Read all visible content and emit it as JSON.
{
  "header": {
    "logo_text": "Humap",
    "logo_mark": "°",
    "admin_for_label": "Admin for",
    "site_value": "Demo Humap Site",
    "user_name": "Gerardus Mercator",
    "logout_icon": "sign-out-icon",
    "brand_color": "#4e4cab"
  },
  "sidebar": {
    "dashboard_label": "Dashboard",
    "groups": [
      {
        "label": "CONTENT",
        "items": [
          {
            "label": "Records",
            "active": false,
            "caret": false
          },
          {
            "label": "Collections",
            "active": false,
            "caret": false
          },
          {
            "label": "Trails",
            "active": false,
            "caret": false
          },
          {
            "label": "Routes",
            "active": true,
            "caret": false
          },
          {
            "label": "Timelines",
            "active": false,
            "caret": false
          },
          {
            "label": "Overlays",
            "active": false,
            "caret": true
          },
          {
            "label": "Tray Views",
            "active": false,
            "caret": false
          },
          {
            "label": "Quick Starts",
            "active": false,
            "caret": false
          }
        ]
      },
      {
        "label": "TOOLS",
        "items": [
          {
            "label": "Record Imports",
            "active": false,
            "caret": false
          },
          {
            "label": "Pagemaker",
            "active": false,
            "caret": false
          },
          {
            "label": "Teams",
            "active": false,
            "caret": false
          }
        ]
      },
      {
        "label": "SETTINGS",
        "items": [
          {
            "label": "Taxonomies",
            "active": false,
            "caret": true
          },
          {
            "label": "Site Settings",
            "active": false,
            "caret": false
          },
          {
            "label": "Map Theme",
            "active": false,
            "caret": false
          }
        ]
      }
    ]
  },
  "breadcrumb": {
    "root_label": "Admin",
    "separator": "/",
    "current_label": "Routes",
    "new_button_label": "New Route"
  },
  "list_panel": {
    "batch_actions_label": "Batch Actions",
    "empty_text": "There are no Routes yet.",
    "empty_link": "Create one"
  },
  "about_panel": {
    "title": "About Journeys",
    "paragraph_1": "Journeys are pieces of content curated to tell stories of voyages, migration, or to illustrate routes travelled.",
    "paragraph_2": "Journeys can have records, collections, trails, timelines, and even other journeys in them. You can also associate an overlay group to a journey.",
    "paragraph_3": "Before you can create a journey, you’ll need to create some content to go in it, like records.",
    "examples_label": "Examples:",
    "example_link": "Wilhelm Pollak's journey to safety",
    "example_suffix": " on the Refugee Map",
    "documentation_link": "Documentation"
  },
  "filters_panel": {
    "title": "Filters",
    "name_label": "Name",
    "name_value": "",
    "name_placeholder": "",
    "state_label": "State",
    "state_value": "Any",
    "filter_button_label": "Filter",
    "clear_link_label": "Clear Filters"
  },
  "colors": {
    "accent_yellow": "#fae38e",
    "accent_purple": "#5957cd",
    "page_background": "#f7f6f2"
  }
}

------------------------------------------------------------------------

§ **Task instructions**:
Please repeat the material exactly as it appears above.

§ **Answer to this problem**:
Read all visible content and emit it as JSON.
{
  "header": {
    "logo_text": "Humap",
    "logo_mark": "°",
    "admin_for_label": "Admin for",
    "site_value": "Demo Humap Site",
    "user_name": "Gerardus Mercator",
    "logout_icon": "sign-out-icon",
    "brand_color": "#4e4cab"
  },
  "sidebar": {
    "dashboard_label": "Dashboard",
    "groups": [
      {
        "label": "CONTENT",
        "items": [
          {
            "label": "Records",
            "active": false,
            "caret": false
          },
          {
            "label": "Collections",
            "active": false,
            "caret": false
          },
          {
            "label": "Trails",
            "active": false,
            "caret": false
          },
          {
            "label": "Routes",
            "active": true,
            "caret": false
          },
          {
            "label": "Timelines",
            "active": false,
            "caret": false
          },
          {
            "label": "Overlays",
            "active": false,
            "caret": true
          },
          {
            "label": "Tray Views",
            "active": false,
            "caret": false
          },
          {
            "label": "Quick Starts",
            "active": false,
            "caret": false
          }
        ]
      },
      {
        "label": "TOOLS",
        "items": [
          {
            "label": "Record Imports",
            "active": false,
            "caret": false
          },
          {
            "label": "Pagemaker",
            "active": false,
            "caret": false
          },
          {
            "label": "Teams",
            "active": false,
            "caret": false
          }
        ]
      },
      {
        "label": "SETTINGS",
        "items": [
          {
            "label": "Taxonomies",
            "active": false,
            "caret": true
          },
          {
            "label": "Site Settings",
            "active": false,
            "caret": false
          },
          {
            "label": "Map Theme",
            "active": false,
            "caret": false
          }
        ]
      }
    ]
  },
  "breadcrumb": {
    "root_label": "Admin",
    "separator": "/",
    "current_label": "Routes",
    "new_button_label": "New Route"
  },
  "list_panel": {
    "batch_actions_label": "Batch Actions",
    "empty_text": "There are no Routes yet.",
    "empty_link": "Create one"
  },
  "about_panel": {
    "title": "About Journeys",
    "paragraph_1": "Journeys are pieces of content curated to tell stories of voyages, migration, or to illustrate routes travelled.",
    "paragraph_2": "Journeys can have records, collections, trails, timelines, and even other journeys in them. You can also associate an overlay group to a journey.",
    "paragraph_3": "Before you can create a journey, you’ll need to create some content to go in it, like records.",
    "examples_label": "Examples:",
    "example_link": "Wilhelm Pollak's journey to safety",
    "example_suffix": " on the Refugee Map",
    "documentation_link": "Documentation"
  },
  "filters_panel": {
    "title": "Filters",
    "name_label": "Name",
    "name_value": "",
    "name_placeholder": "",
    "state_label": "State",
    "state_value": "Any",
    "filter_button_label": "Filter",
    "clear_link_label": "Clear Filters"
  },
  "colors": {
    "accent_yellow": "#fae38e",
    "accent_purple": "#5957cd",
    "page_background": "#f7f6f2"
  }
}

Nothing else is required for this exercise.